Data entries
=== Section Start ===

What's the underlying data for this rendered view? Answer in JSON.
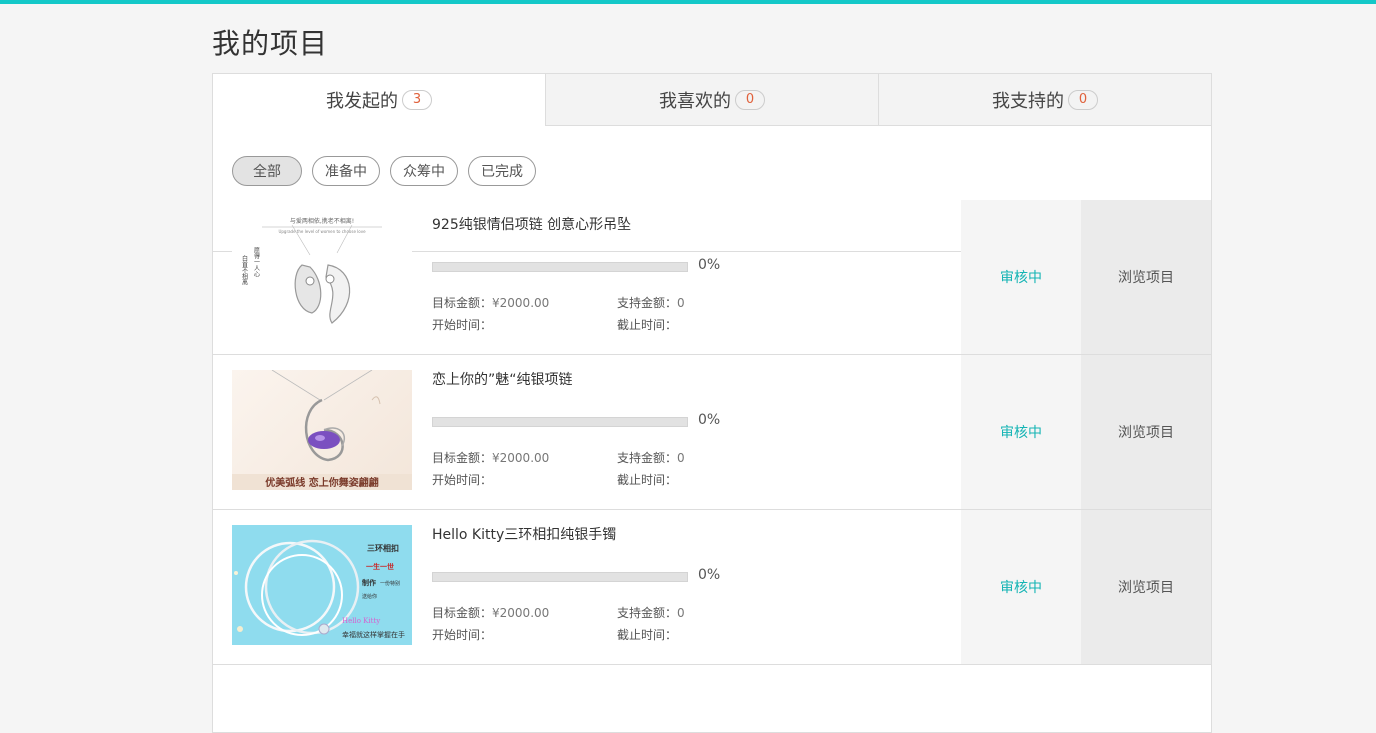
{
  "page_title": "我的项目",
  "tabs": [
    {
      "label": "我发起的",
      "count": "3"
    },
    {
      "label": "我喜欢的",
      "count": "0"
    },
    {
      "label": "我支持的",
      "count": "0"
    }
  ],
  "filters": [
    "全部",
    "准备中",
    "众筹中",
    "已完成"
  ],
  "labels": {
    "goal": "目标金额：",
    "support": "支持金额：",
    "start": "开始时间：",
    "end": "截止时间："
  },
  "projects": [
    {
      "title": "925纯银情侣项链 创意心形吊坠",
      "progress": 0,
      "progress_text": "0%",
      "goal": "¥2000.00",
      "support": "0",
      "start": "",
      "end": "",
      "status": "审核中",
      "action": "浏览项目"
    },
    {
      "title": "恋上你的”魅“纯银项链",
      "progress": 0,
      "progress_text": "0%",
      "goal": "¥2000.00",
      "support": "0",
      "start": "",
      "end": "",
      "status": "审核中",
      "action": "浏览项目"
    },
    {
      "title": "Hello Kitty三环相扣纯银手镯",
      "progress": 0,
      "progress_text": "0%",
      "goal": "¥2000.00",
      "support": "0",
      "start": "",
      "end": "",
      "status": "审核中",
      "action": "浏览项目"
    }
  ],
  "images": {
    "img1_text_top": "与爱两相依,携老不相离!",
    "img1_text_sub": "Upgrade the level of women to choose love",
    "img1_text_left1": "白首不相离",
    "img1_text_left2": "愿得一人心",
    "img2_caption": "优美弧线 恋上你舞姿翩翩",
    "img3_text1": "三环相扣",
    "img3_text2": "一生一世",
    "img3_text3": "制作",
    "img3_text4": "一份特别",
    "img3_text5": "送给你",
    "img3_text6": "Hello Kitty",
    "img3_text7": "幸福就这样掌握在手"
  },
  "colors": {
    "accent": "#14c8c8",
    "status": "#14b4b4",
    "badge": "#e0603a"
  }
}
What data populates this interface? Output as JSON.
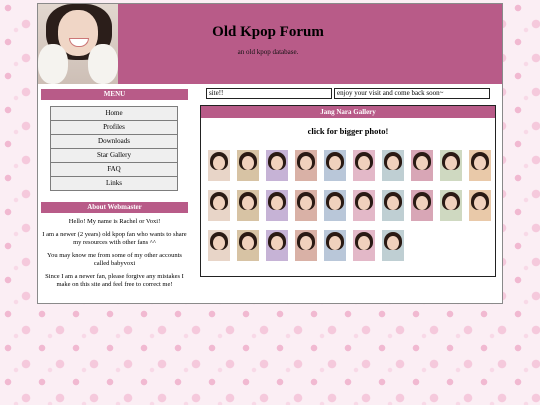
{
  "header": {
    "title": "Old Kpop Forum",
    "subtitle": "an old kpop database."
  },
  "marquee": {
    "left": "site!!",
    "right": "enjoy your visit and come back soon~"
  },
  "sidebar": {
    "menu_heading": "MENU",
    "menu_items": [
      "Home",
      "Profiles",
      "Downloads",
      "Star Gallery",
      "FAQ",
      "Links"
    ],
    "about_heading": "About Webmaster",
    "about_paragraphs": [
      "Hello! My name is Rachel or Voxi!",
      "I am a newer (2 years) old kpop fan who wants to share my resources with other fans ^^",
      "You may know me from some of my other accounts called babyvoxi",
      "Since I am a newer fan, please forgive any mistakes I make on this site and feel free to correct me!"
    ]
  },
  "gallery": {
    "heading": "Jang Nara Gallery",
    "note": "click for bigger photo!",
    "thumb_count": 27
  },
  "colors": {
    "accent": "#b85b88",
    "page_bg": "#fbeef4"
  }
}
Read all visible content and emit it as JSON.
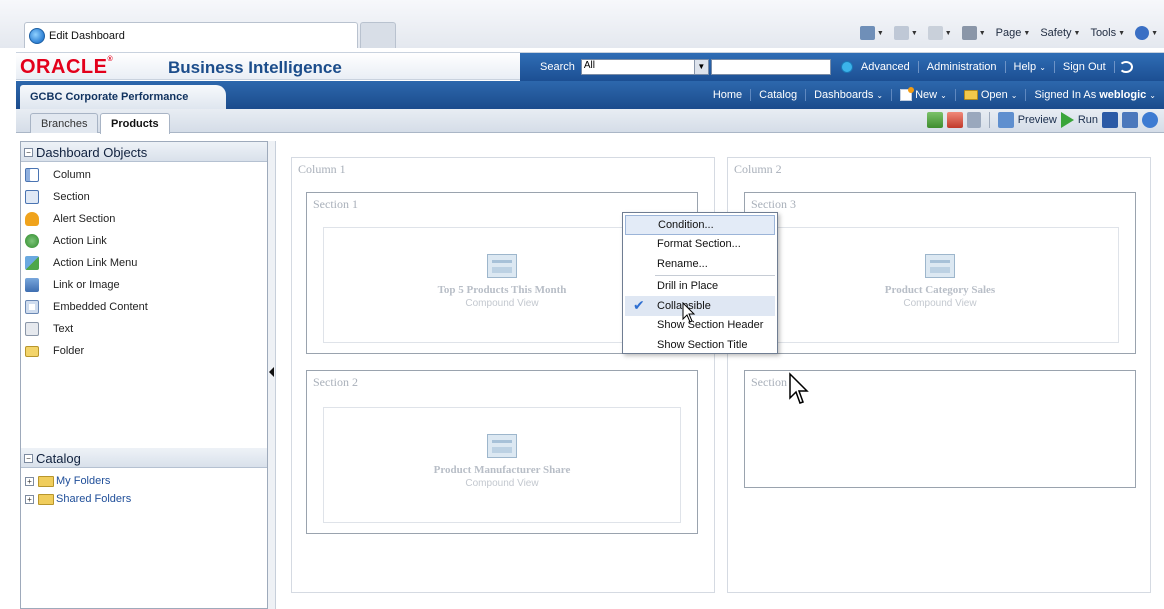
{
  "browser": {
    "tab_title": "Edit Dashboard",
    "commands": [
      "Page",
      "Safety",
      "Tools"
    ]
  },
  "header": {
    "logo": "ORACLE",
    "product": "Business Intelligence",
    "search_label": "Search",
    "search_scope": "All",
    "links": [
      "Advanced",
      "Administration",
      "Help",
      "Sign Out"
    ]
  },
  "bar2": {
    "dashboard_title": "GCBC Corporate Performance",
    "nav": {
      "home": "Home",
      "catalog": "Catalog",
      "dashboards": "Dashboards",
      "new": "New",
      "open": "Open",
      "signed_in": "Signed In As",
      "user": "weblogic"
    }
  },
  "tabs": {
    "branches": "Branches",
    "products": "Products"
  },
  "toolbar": {
    "preview": "Preview",
    "run": "Run"
  },
  "left": {
    "objects_title": "Dashboard Objects",
    "objects": [
      {
        "label": "Column",
        "icon": "column-icon"
      },
      {
        "label": "Section",
        "icon": "section-icon"
      },
      {
        "label": "Alert Section",
        "icon": "alert-icon"
      },
      {
        "label": "Action Link",
        "icon": "action-link-icon"
      },
      {
        "label": "Action Link Menu",
        "icon": "action-link-menu-icon"
      },
      {
        "label": "Link or Image",
        "icon": "link-image-icon"
      },
      {
        "label": "Embedded Content",
        "icon": "embedded-content-icon"
      },
      {
        "label": "Text",
        "icon": "text-icon"
      },
      {
        "label": "Folder",
        "icon": "folder-icon"
      }
    ],
    "catalog_title": "Catalog",
    "catalog": [
      "My Folders",
      "Shared Folders"
    ]
  },
  "canvas": {
    "column1": "Column 1",
    "column2": "Column 2",
    "section1": "Section 1",
    "section2": "Section 2",
    "section3": "Section 3",
    "section4": "Section 4",
    "view1": {
      "title": "Top 5 Products This Month",
      "sub": "Compound View"
    },
    "view2": {
      "title": "Product Manufacturer Share",
      "sub": "Compound View"
    },
    "view3": {
      "title": "Product Category Sales",
      "sub": "Compound View"
    }
  },
  "context_menu": {
    "items": [
      "Condition...",
      "Format Section...",
      "Rename...",
      "Drill in Place",
      "Collapsible",
      "Show Section Header",
      "Show Section Title"
    ]
  }
}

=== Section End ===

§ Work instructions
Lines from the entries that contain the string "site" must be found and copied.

§ Solution for this task
    "left": "site!!",
      "Since I am a newer fan, please forgive any mistakes I make on this site and feel free to correct me!"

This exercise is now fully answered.